Online retailers might not be as switched on to their customer’s needs as they think they are…
Power Retail’s latest Spotlight Series report, ‘Last Mile Delivery: A Race Against Time?’ has revealed a disconnect between what retailers think their customers want from their delivery experience and what they actually want.
The study, which draws on 1,519 interviews from Australian online shoppers and 88 in-depth interviews with Aussie online retailers, has identified a huge gap between consumer and retailer expectations when it comes to delivery pricing.
According to the report, 49 percent of retailers believe online shoppers would be happy to pay up to $20 extra on a $200 purchase to receive their order within three hours. In reality, only 24 percent of consumers are willing to splash the extra cash for a speedy delivery service. This difference in opinion also applies for deliveries arriving between three and five hours of a purchase being made, with 39 percent of retailers claiming consumers would pay and only 17 percent of shoppers agreeing. However, as the delivery time increases, the gap between retailer and consumer expectations shrinks. When asked if they thought customers would be willing to pay extra for next day delivery, five percent of retailers said yes. In comparison, four percent of shoppers said they would fork out extra if it meant unwrapping their purchase the next day.
“Consumers are willing to pay more for faster delivery, however, the amounts they are prepared to pay varies across different consumer segments,” says Mark Fletcher, the Insights Manager at Power Retail and author of the business’s latest report.
“Customers today are more aware of market conditions than retailers might think. Yes, they want fast, free and hassle-free delivery, but they’re also not unreasonable. For the most part, they understand that fast delivery comes at a price. The question is, are they willing to pay for it?”
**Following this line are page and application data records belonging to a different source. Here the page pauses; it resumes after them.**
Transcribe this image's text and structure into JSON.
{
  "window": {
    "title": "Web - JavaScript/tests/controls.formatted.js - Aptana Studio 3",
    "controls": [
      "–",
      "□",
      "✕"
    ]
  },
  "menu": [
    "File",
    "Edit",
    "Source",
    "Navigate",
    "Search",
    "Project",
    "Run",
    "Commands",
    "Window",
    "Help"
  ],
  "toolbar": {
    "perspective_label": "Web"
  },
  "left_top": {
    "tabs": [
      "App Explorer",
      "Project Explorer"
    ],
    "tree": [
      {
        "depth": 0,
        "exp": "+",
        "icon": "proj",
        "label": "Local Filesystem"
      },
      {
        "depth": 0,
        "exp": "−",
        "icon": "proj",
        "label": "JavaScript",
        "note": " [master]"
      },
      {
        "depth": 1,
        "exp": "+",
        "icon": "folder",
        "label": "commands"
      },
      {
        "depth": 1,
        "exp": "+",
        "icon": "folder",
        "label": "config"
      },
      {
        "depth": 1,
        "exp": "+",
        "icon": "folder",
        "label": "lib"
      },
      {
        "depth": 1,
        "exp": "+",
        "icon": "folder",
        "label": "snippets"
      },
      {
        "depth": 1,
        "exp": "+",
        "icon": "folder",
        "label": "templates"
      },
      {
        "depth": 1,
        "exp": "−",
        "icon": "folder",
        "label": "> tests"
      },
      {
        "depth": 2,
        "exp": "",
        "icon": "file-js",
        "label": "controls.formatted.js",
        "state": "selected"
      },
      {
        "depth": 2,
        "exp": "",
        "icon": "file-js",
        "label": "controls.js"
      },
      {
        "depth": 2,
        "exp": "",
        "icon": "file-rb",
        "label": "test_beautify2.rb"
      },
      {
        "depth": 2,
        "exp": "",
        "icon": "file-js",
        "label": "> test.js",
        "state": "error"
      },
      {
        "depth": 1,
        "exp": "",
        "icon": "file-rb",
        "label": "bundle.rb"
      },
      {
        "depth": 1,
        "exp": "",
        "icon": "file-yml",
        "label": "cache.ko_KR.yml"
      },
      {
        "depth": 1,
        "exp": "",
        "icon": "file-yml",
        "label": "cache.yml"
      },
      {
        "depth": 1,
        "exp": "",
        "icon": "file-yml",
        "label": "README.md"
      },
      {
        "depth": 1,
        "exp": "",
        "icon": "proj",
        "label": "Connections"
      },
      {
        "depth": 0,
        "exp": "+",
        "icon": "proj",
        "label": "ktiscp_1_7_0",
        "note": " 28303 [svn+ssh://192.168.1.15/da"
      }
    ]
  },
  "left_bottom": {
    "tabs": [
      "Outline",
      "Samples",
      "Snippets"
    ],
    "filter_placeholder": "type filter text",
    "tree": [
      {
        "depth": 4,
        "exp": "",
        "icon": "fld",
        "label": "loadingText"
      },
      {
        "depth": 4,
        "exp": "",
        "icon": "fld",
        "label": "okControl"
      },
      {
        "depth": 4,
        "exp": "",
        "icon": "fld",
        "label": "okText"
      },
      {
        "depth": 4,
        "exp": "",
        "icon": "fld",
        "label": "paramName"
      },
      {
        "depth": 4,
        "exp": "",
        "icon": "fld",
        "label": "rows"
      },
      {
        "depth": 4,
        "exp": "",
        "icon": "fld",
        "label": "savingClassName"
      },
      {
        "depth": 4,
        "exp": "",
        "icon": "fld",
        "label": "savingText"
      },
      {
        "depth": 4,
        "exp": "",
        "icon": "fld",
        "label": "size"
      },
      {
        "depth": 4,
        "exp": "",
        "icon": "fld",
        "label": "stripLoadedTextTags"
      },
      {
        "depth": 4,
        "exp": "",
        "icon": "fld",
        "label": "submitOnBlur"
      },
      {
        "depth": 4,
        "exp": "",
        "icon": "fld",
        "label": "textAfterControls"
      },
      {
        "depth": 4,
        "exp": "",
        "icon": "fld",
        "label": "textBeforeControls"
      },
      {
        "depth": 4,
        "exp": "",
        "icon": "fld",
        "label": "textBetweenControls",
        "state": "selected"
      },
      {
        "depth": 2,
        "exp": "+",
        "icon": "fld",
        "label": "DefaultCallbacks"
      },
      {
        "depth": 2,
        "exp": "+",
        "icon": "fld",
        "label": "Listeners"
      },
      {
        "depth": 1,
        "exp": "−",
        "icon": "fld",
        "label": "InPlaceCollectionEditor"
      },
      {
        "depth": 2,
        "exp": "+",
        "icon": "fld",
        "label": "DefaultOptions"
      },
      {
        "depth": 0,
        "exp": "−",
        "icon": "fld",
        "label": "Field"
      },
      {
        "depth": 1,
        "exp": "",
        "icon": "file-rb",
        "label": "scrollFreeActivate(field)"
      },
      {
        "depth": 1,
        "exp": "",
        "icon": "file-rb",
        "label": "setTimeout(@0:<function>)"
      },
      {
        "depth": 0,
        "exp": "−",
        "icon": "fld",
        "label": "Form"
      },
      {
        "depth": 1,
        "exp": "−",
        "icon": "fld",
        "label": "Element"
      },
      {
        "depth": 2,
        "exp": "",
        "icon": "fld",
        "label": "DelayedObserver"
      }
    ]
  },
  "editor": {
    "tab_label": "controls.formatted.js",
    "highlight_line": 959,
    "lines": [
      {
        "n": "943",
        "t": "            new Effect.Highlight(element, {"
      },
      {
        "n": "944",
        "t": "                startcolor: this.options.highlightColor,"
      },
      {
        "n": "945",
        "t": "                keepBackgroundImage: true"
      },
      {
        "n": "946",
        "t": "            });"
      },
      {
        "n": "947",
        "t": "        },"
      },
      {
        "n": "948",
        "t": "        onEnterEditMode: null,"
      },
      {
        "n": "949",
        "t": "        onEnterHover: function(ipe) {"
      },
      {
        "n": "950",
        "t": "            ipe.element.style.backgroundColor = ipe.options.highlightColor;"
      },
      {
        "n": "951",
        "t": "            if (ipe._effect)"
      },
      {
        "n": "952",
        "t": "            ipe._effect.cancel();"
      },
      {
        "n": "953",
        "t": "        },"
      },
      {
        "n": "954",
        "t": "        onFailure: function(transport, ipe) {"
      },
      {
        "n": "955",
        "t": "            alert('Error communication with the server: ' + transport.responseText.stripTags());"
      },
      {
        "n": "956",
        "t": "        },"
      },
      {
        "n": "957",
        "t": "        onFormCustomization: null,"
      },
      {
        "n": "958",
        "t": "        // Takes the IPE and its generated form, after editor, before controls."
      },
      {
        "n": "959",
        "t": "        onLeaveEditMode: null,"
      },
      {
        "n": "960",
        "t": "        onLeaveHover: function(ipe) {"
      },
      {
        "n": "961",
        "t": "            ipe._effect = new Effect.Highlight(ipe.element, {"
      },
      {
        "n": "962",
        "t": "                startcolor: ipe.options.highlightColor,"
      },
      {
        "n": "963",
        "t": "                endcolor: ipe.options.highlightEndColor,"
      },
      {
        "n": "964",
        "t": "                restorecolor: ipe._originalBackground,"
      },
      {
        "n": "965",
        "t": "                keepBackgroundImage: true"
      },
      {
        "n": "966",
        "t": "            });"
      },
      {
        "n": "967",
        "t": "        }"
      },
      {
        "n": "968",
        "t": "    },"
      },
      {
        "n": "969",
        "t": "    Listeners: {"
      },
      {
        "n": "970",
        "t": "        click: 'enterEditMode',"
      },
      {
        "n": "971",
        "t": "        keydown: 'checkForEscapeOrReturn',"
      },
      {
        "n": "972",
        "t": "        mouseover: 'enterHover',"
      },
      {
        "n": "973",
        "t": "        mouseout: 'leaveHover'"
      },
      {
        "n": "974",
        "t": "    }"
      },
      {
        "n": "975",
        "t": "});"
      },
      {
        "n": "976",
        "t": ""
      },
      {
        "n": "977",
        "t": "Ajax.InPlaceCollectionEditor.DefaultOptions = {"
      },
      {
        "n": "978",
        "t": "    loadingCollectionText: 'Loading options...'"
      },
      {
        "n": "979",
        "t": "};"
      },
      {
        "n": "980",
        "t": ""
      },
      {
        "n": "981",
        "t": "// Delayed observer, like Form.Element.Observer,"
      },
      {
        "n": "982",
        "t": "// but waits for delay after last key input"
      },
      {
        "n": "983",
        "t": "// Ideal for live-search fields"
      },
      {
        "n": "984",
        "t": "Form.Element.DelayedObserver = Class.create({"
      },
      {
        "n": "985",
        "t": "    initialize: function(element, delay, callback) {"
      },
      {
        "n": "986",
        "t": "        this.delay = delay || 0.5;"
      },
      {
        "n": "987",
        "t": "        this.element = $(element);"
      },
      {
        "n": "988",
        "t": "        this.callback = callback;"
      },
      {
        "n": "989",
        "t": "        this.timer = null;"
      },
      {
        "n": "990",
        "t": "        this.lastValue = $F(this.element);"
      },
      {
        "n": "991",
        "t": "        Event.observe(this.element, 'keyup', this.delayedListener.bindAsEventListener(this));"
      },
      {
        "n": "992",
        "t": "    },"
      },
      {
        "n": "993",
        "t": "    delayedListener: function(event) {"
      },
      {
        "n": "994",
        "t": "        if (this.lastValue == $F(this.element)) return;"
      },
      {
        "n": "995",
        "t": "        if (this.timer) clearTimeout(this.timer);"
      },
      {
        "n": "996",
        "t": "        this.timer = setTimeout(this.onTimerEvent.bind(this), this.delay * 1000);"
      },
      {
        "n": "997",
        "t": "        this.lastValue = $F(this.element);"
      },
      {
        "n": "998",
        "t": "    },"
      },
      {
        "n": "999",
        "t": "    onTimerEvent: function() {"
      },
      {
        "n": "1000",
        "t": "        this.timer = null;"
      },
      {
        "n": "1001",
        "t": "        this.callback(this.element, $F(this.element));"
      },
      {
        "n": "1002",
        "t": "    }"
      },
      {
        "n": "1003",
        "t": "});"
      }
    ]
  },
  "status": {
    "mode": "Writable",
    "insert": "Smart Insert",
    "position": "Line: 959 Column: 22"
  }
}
According to Fletcher, Australian shoppers typically view three to six days as the standard delivery timeframe, which can increase depending on the product and the level of urgency. He also notes that multichannel retailers are lagging behind their pureplay counterparts.
“Across all delivery options, pureplay retailers are experiencing faster growth in transaction value than cross-channel ones are, which means they’re missing out on valuable growth opportunities,” he says.
Delivery has long been a debated topic in the local retail sector, with retailers and delivery experts having different opinions on what options should be available to consumers. For the most part, the industry seems to agree that best practice is to provide as many options as possible.
Speaking to Power Retail last year, George Plummer, the CEO of StarShipIT said that while speedy delivery options like one and three-hour shipping might one day be achievable, viable alternatives could be just as well received by consumers.
“Ultimately, the consumer wants choice at the checkout, and the ability to pay for a faster delivery service. Even if not one-hour, [provide] a standard and express option, as well as delivery windows, alternate pickup choices, and a great return process,” he said.
Rob Hango-Zada, the CEO of Shippit, is also confident that consumers are more interested in convenience than they are in speed.
“Our data shows the percentage of priority bookings over the last year has only slightly increased. Conversely, standard bookings (two to four business days) have increased significantly during the same time period, meaning customers are opting to wait a bit longer for the more cost-effective option if they know when it will be delivered,” he said.
“When it comes to what customers are willing to pay for, we see customers moving beyond the instant gratification route and more toward a preference of predictability and reliability.”
The third instalment in Power Retail’s Spotlight Series, ‘Last Mile Delivery: A Race Against Time’ will be out soon, and will contain more valuable insights into last mile delivery expectations in Australia. For more insights into the Australian e-commerce sector, the Spotlight Series also showcases Buy Now, Pay Later and Amazon Australia: Year One.